1815 is the earliest known date for proposals to build a bridge between the northern and southern shores of Sydney Harbour, though it wasn’t until after the First World War that the idea was taken more seriously, when Dr JJC Bradfield presented his design to the New South Wales Government.
After inviting worldwide tenders for the construction, the contract to build the Sydney Harbour Bridge was officially awarded to English company Dorman Long and Co Pty. Ltd.
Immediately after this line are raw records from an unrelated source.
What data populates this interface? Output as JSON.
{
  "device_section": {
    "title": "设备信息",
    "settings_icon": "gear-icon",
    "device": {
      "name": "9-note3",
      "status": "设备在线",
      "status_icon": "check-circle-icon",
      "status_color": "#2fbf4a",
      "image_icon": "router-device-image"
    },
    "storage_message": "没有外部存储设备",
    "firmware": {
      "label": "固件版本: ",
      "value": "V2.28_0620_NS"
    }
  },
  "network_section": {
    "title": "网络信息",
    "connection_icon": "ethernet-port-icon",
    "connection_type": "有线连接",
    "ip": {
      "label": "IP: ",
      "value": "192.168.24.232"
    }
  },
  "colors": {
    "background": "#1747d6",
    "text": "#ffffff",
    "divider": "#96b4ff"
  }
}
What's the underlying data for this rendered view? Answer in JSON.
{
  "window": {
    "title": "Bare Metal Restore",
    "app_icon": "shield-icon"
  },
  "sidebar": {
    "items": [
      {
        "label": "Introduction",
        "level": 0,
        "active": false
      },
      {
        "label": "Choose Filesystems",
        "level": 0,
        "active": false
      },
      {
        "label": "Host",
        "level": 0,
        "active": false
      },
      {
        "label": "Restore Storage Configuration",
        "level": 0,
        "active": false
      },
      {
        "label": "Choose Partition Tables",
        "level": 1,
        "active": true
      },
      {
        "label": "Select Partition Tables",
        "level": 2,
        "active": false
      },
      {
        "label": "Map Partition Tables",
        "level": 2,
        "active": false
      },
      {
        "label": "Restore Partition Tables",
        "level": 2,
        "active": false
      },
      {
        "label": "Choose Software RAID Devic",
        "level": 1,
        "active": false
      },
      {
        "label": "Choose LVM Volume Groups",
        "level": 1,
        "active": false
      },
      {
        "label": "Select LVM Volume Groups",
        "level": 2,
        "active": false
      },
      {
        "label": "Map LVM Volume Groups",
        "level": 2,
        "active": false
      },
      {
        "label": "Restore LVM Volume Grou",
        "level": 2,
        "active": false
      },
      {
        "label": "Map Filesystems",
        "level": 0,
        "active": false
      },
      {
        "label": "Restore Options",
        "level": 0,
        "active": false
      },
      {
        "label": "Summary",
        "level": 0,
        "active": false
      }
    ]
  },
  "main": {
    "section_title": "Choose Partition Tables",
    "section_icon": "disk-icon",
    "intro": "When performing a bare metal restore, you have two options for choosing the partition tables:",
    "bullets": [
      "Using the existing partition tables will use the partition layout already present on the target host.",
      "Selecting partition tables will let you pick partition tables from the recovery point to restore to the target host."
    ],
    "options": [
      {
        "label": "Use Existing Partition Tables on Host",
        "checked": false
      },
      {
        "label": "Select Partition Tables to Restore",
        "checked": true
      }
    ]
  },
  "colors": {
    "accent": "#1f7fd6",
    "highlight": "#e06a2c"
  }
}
Dr J.J.C. Bradfield’s design of the arch and pylons was closely based on New York’s Hell Gate Bridge. In terms of steel arch spans, the Sydney Harbour Bridge ranks fifth in the world. However, its reputation as the ‘World’s Greatest Steel Arch’, rests on its combination of span, width and load bearing capacity, as well as the difficulties that needed to be overcome during its construction.
Construction of the Sydney Harbour Bridge began on 28 July 1923, employing 1,400 workers and taking over eight years to build, at a cost of more than £10 million.
Approximately six million hand driven rivets and 52,800 tonnes of steel (or 550,000 pieces of individual pieces of steel!) were used to complete the construction, and 272,000 litres of paint were required to give the Bridge its initial three coats ahead of the official opening day on 19 March, 1932.
The Sydney Harbour Bridge now carries eight lanes of traffic and two rail lines, with more than 200,000 vehicles crossing the road deck each day.